▶

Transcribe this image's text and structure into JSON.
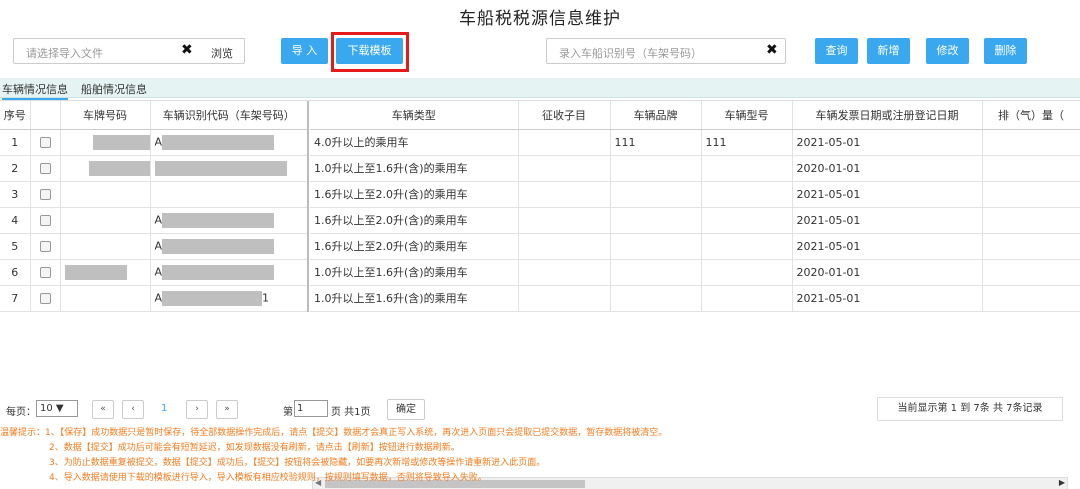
{
  "page_title": "车船税税源信息维护",
  "file_select": {
    "placeholder": "请选择导入文件",
    "clear": "✖",
    "browse": "浏览"
  },
  "buttons": {
    "import": "导 入",
    "download_template": "下载模板",
    "query": "查询",
    "add": "新增",
    "edit": "修改",
    "delete": "删除"
  },
  "vin_search": {
    "placeholder": "录入车船识别号（车架号码）",
    "clear": "✖"
  },
  "tabs": [
    "车辆情况信息",
    "船舶情况信息"
  ],
  "columns": {
    "left": [
      "序号",
      "",
      "车牌号码",
      "车辆识别代码（车架号码）"
    ],
    "right": [
      "车辆类型",
      "征收子目",
      "车辆品牌",
      "车辆型号",
      "车辆发票日期或注册登记日期",
      "排（气）量（"
    ]
  },
  "rows": [
    {
      "no": "1",
      "vin_prefix": "A",
      "vin_suffix": "",
      "type": "4.0升以上的乘用车",
      "sub": "",
      "brand": "111",
      "model": "111",
      "date": "2021-05-01"
    },
    {
      "no": "2",
      "vin_prefix": "",
      "vin_suffix": "",
      "type": "1.0升以上至1.6升(含)的乘用车",
      "sub": "",
      "brand": "",
      "model": "",
      "date": "2020-01-01"
    },
    {
      "no": "3",
      "vin_prefix": "",
      "vin_suffix": "",
      "type": "1.6升以上至2.0升(含)的乘用车",
      "sub": "",
      "brand": "",
      "model": "",
      "date": "2021-05-01"
    },
    {
      "no": "4",
      "vin_prefix": "A",
      "vin_suffix": "",
      "type": "1.6升以上至2.0升(含)的乘用车",
      "sub": "",
      "brand": "",
      "model": "",
      "date": "2021-05-01"
    },
    {
      "no": "5",
      "vin_prefix": "A",
      "vin_suffix": "",
      "type": "1.6升以上至2.0升(含)的乘用车",
      "sub": "",
      "brand": "",
      "model": "",
      "date": "2021-05-01"
    },
    {
      "no": "6",
      "vin_prefix": "A",
      "vin_suffix": "",
      "type": "1.0升以上至1.6升(含)的乘用车",
      "sub": "",
      "brand": "",
      "model": "",
      "date": "2020-01-01"
    },
    {
      "no": "7",
      "vin_prefix": "A",
      "vin_suffix": "1",
      "type": "1.0升以上至1.6升(含)的乘用车",
      "sub": "",
      "brand": "",
      "model": "",
      "date": "2021-05-01"
    }
  ],
  "pager": {
    "per_page_label": "每页：",
    "per_page_value": "10 ▼",
    "first": "«",
    "prev": "‹",
    "current": "1",
    "next": "›",
    "last": "»",
    "page_prefix": "第",
    "page_input": "1",
    "page_total": "页 共1页",
    "confirm": "确定",
    "info": "当前显示第 1 到 7条 共 7条记录"
  },
  "tips": [
    "温馨提示：1、【保存】成功数据只是暂时保存，待全部数据操作完成后，请点【提交】数据才会真正写入系统，再次进入页面只会提取已提交数据，暂存数据将被清空。",
    "2、数据【提交】成功后可能会有短暂延迟，如发现数据没有刷新，请点击【刷新】按钮进行数据刷新。",
    "3、为防止数据重复被提交，数据【提交】成功后，【提交】按钮将会被隐藏，如要再次新增或修改等操作请重新进入此页面。",
    "4、导入数据请使用下载的模板进行导入，导入模板有相应校验规则，按规则填写数据，否则将导致导入失败。"
  ],
  "colors": {
    "accent": "#3aa8ee",
    "highlight": "#e51a1a",
    "tip": "#f47c1e",
    "tab_bg": "#e6f3f3"
  }
}
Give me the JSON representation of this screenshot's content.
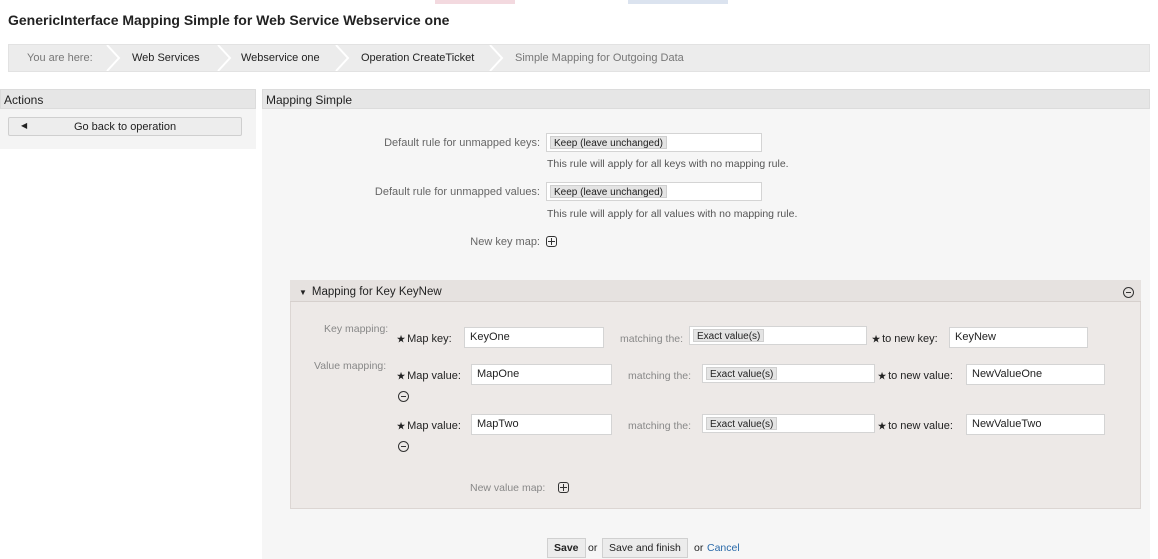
{
  "page_title": "GenericInterface Mapping Simple for Web Service Webservice one",
  "breadcrumb": {
    "prefix": "You are here:",
    "items": [
      "Web Services",
      "Webservice one",
      "Operation CreateTicket",
      "Simple Mapping for Outgoing Data"
    ]
  },
  "sidebar": {
    "title": "Actions",
    "back_button": "Go back to operation"
  },
  "main": {
    "title": "Mapping Simple",
    "default_keys_label": "Default rule for unmapped keys:",
    "default_keys_value": "Keep (leave unchanged)",
    "default_keys_hint": "This rule will apply for all keys with no mapping rule.",
    "default_values_label": "Default rule for unmapped values:",
    "default_values_value": "Keep (leave unchanged)",
    "default_values_hint": "This rule will apply for all values with no mapping rule.",
    "new_key_map_label": "New key map:"
  },
  "key_mapping": {
    "title": "Mapping for Key KeyNew",
    "key_mapping_label": "Key mapping:",
    "map_key_label": "Map key:",
    "map_key_value": "KeyOne",
    "matching_label": "matching the:",
    "matching_value": "Exact value(s)",
    "to_new_key_label": "to new key:",
    "to_new_key_value": "KeyNew",
    "value_mapping_label": "Value mapping:",
    "values": [
      {
        "map_value_label": "Map value:",
        "map_value": "MapOne",
        "matching_label": "matching the:",
        "matching_value": "Exact value(s)",
        "to_new_value_label": "to new value:",
        "to_new_value": "NewValueOne"
      },
      {
        "map_value_label": "Map value:",
        "map_value": "MapTwo",
        "matching_label": "matching the:",
        "matching_value": "Exact value(s)",
        "to_new_value_label": "to new value:",
        "to_new_value": "NewValueTwo"
      }
    ],
    "new_value_map_label": "New value map:"
  },
  "footer": {
    "save": "Save",
    "or1": "or",
    "save_finish": "Save and finish",
    "or2": "or",
    "cancel": "Cancel"
  },
  "colors": {
    "link": "#2a6aa9",
    "header_bg": "#e6e6e6",
    "key_box_bg": "#ede9e7"
  }
}
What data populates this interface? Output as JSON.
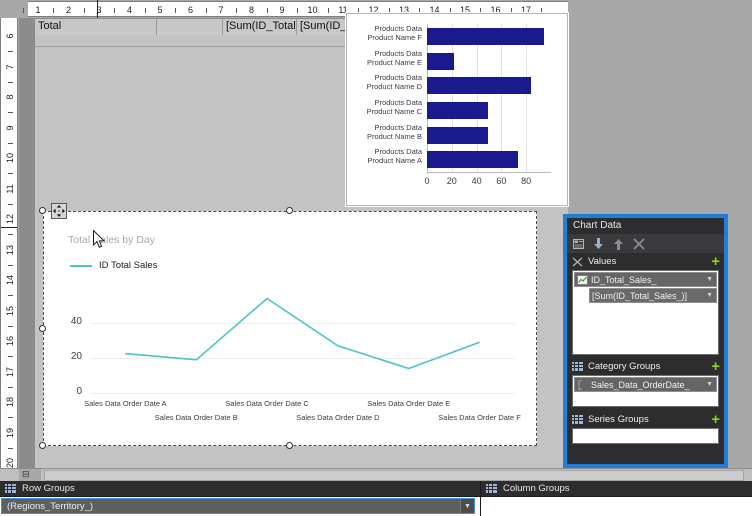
{
  "rulers": {
    "horizontal_ticks": [
      "1",
      "2",
      "3",
      "4",
      "5",
      "6",
      "7",
      "8",
      "9",
      "10",
      "11",
      "12",
      "13",
      "14",
      "15",
      "16",
      "17"
    ],
    "vertical_ticks": [
      "6",
      "7",
      "8",
      "9",
      "10",
      "11",
      "12",
      "13",
      "14",
      "15",
      "16",
      "17",
      "18",
      "19",
      "20"
    ]
  },
  "tablix": {
    "cells": [
      "Total",
      "",
      "[Sum(ID_Total_C",
      "[Sum(ID_Total_"
    ]
  },
  "chart_data": [
    {
      "type": "bar",
      "orientation": "horizontal",
      "title": "",
      "categories": [
        "Products Data\nProduct Name  A",
        "Products Data\nProduct Name  B",
        "Products Data\nProduct Name  C",
        "Products Data\nProduct Name  D",
        "Products Data\nProduct Name  E",
        "Products Data\nProduct Name  F"
      ],
      "values": [
        73,
        49,
        49,
        84,
        22,
        94
      ],
      "xlabel": "",
      "ylabel": "",
      "xlim": [
        0,
        100
      ],
      "xticks": [
        "0",
        "20",
        "40",
        "60",
        "80"
      ],
      "grid": true,
      "bar_color": "#1a1a8e"
    },
    {
      "type": "line",
      "title": "Total Sales by Day",
      "legend": [
        "ID Total Sales"
      ],
      "legend_position": "top-left",
      "categories": [
        "Sales Data Order Date  A",
        "Sales Data Order Date  B",
        "Sales Data Order Date  C",
        "Sales Data Order Date  D",
        "Sales Data Order Date  E",
        "Sales Data Order Date  F"
      ],
      "series": [
        {
          "name": "ID Total Sales",
          "values": [
            22.5,
            19,
            54,
            27,
            14,
            29
          ],
          "color": "#4cc3c9"
        }
      ],
      "xlabel": "",
      "ylabel": "",
      "ylim": [
        0,
        60
      ],
      "yticks": [
        "0",
        "20",
        "40"
      ],
      "grid": true
    }
  ],
  "chart_data_panel": {
    "title": "Chart Data",
    "toolbar": [
      {
        "name": "properties-icon",
        "glyph": "▤"
      },
      {
        "name": "move-down-icon",
        "glyph": "⬇"
      },
      {
        "name": "move-up-icon",
        "glyph": "⬆"
      },
      {
        "name": "delete-icon",
        "glyph": "✕"
      }
    ],
    "sections": [
      {
        "name": "Values",
        "icon": "values-icon",
        "add_label": "+",
        "items": [
          {
            "label": "ID_Total_Sales_",
            "level": 0,
            "icon": "chart-field-icon"
          },
          {
            "label": "[Sum(ID_Total_Sales_)]",
            "level": 1,
            "icon": "expression-icon"
          }
        ]
      },
      {
        "name": "Category Groups",
        "icon": "category-groups-icon",
        "add_label": "+",
        "items": [
          {
            "label": "Sales_Data_OrderDate_",
            "level": 0,
            "icon": "group-icon"
          }
        ]
      },
      {
        "name": "Series Groups",
        "icon": "series-groups-icon",
        "add_label": "+",
        "items": []
      }
    ],
    "highlight_color": "#1f7fd4"
  },
  "bottom_pane": {
    "row_groups": {
      "title": "Row Groups",
      "icon": "row-groups-icon",
      "items": [
        "(Regions_Territory_)"
      ]
    },
    "column_groups": {
      "title": "Column Groups",
      "icon": "column-groups-icon",
      "items": []
    }
  }
}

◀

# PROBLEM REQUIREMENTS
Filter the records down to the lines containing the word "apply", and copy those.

# TASK SOLUTION
    "default_keys_hint": "This rule will apply for all keys with no mapping rule.",
    "default_values_hint": "This rule will apply for all values with no mapping rule.",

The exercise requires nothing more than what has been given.